» WORK INSTRUCTIONS
Lines containing the word "this" are the ones to copy from the records below.
---- EXCERPTED DATA
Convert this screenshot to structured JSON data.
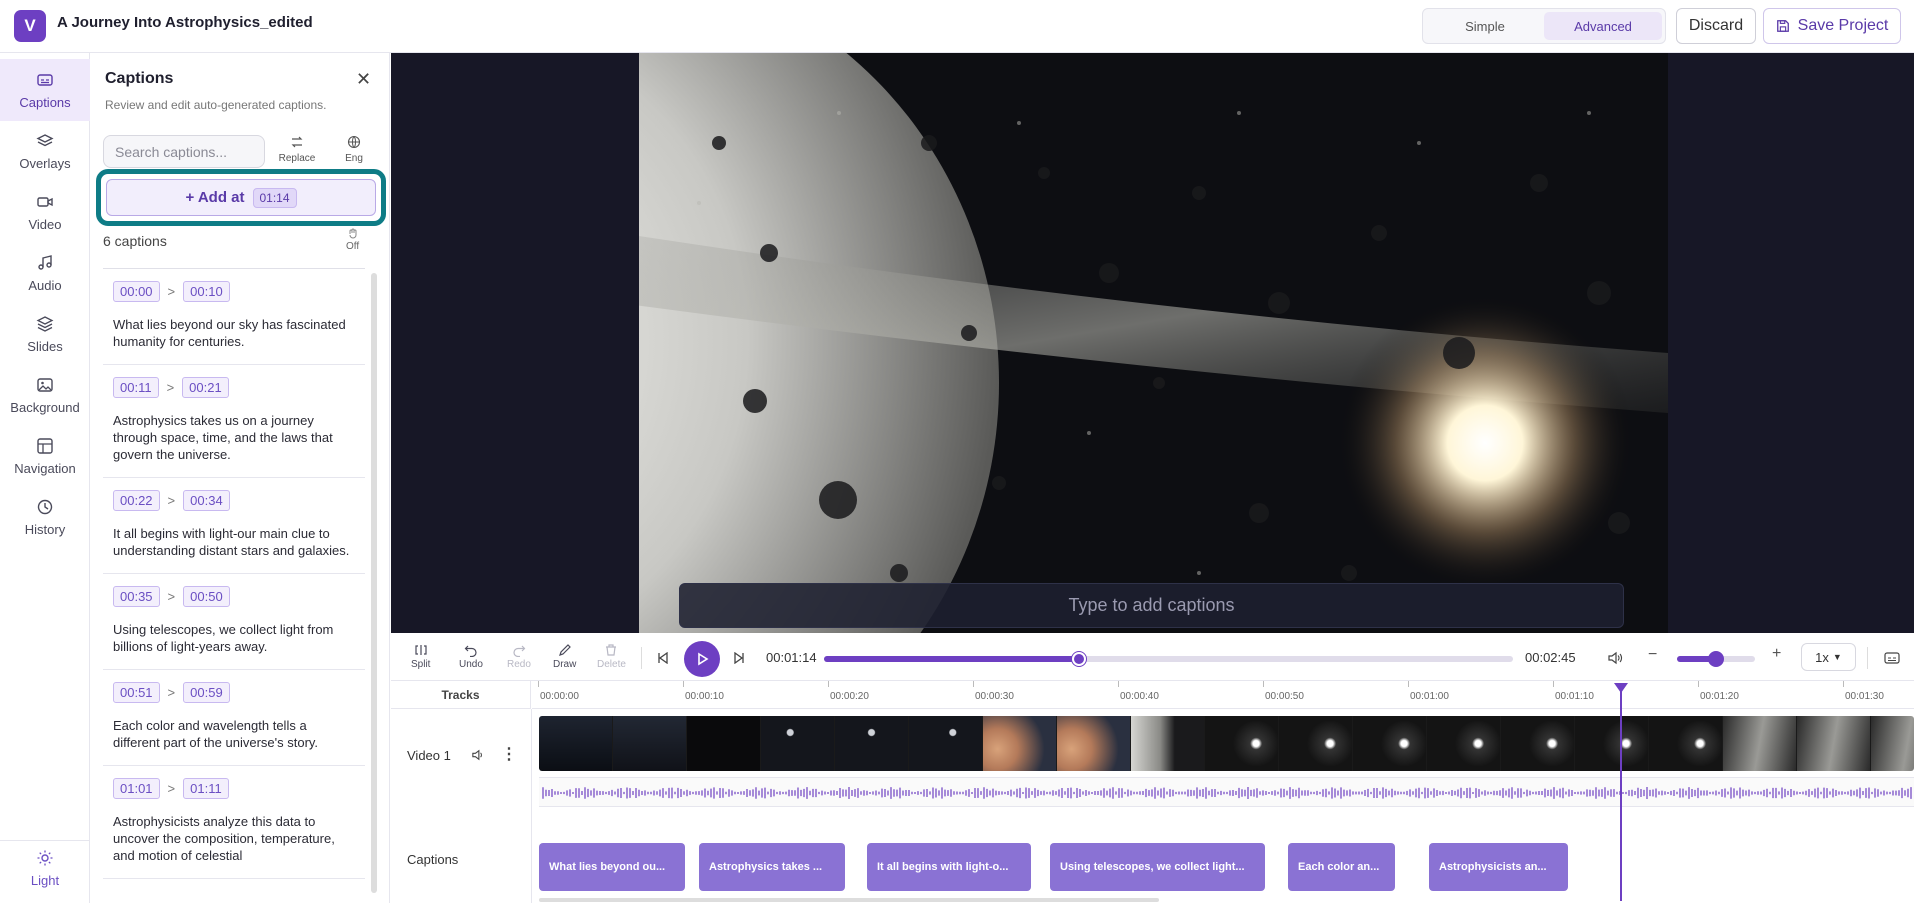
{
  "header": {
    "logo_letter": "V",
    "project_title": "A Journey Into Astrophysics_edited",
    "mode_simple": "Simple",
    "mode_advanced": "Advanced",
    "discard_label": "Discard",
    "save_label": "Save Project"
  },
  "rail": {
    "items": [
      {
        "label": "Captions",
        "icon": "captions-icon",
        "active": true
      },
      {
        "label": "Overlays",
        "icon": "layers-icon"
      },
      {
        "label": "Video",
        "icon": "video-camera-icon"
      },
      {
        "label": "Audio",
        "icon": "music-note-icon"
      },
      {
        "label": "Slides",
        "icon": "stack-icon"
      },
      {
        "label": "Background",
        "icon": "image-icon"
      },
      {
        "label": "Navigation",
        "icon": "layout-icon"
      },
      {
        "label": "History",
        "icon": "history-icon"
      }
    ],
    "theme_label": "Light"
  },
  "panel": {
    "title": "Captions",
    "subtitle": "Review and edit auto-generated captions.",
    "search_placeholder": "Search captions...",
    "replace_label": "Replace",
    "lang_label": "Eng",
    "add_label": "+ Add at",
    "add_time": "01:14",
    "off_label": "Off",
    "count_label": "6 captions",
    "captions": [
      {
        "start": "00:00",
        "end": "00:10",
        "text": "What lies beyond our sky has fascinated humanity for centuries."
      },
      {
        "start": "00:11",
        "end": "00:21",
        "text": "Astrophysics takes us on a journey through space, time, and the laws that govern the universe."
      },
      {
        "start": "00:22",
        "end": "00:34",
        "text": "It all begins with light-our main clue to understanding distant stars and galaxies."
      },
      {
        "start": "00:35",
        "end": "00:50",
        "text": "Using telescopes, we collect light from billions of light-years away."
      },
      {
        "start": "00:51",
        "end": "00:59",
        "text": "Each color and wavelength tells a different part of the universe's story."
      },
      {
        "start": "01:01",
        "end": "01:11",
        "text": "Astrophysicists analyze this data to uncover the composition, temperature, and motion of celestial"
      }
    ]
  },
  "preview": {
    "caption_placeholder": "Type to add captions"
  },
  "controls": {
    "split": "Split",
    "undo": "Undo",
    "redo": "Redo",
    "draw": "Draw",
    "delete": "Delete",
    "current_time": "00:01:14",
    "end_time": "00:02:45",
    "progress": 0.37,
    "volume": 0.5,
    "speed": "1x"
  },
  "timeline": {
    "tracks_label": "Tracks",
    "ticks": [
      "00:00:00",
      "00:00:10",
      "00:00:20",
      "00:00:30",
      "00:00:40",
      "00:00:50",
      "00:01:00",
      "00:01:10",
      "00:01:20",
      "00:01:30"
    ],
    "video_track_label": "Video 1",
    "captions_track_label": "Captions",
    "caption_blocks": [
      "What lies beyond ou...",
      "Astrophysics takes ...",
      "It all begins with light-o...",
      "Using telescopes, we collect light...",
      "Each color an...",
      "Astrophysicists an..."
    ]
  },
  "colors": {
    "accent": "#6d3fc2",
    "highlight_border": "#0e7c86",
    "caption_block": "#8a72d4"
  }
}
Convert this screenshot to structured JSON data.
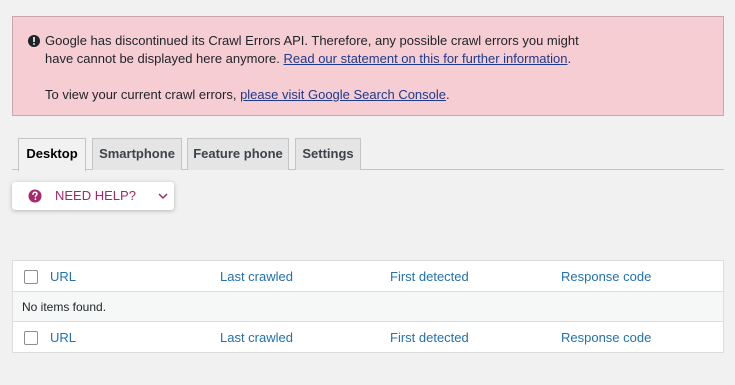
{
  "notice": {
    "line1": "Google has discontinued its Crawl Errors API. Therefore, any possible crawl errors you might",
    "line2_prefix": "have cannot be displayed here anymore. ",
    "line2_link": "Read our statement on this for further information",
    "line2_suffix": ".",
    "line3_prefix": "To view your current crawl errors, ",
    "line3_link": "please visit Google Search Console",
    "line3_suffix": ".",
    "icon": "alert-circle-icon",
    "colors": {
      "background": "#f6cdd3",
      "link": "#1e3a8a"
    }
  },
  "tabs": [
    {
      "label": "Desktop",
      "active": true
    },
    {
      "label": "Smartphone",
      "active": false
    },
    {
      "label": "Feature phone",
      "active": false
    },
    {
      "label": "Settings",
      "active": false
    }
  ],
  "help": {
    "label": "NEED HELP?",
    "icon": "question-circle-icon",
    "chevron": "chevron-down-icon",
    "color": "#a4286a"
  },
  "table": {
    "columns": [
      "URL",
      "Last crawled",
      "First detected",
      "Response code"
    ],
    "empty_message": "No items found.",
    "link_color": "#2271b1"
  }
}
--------
» EXERCISE RESULT
Convert this screenshot to structured JSON data.
        "text": "Astrophysicists analyze this data to uncover the composition, temperature, and motion of celestial"
Convert this screenshot to structured JSON data.
    "line2_link": "Read our statement on this for further information",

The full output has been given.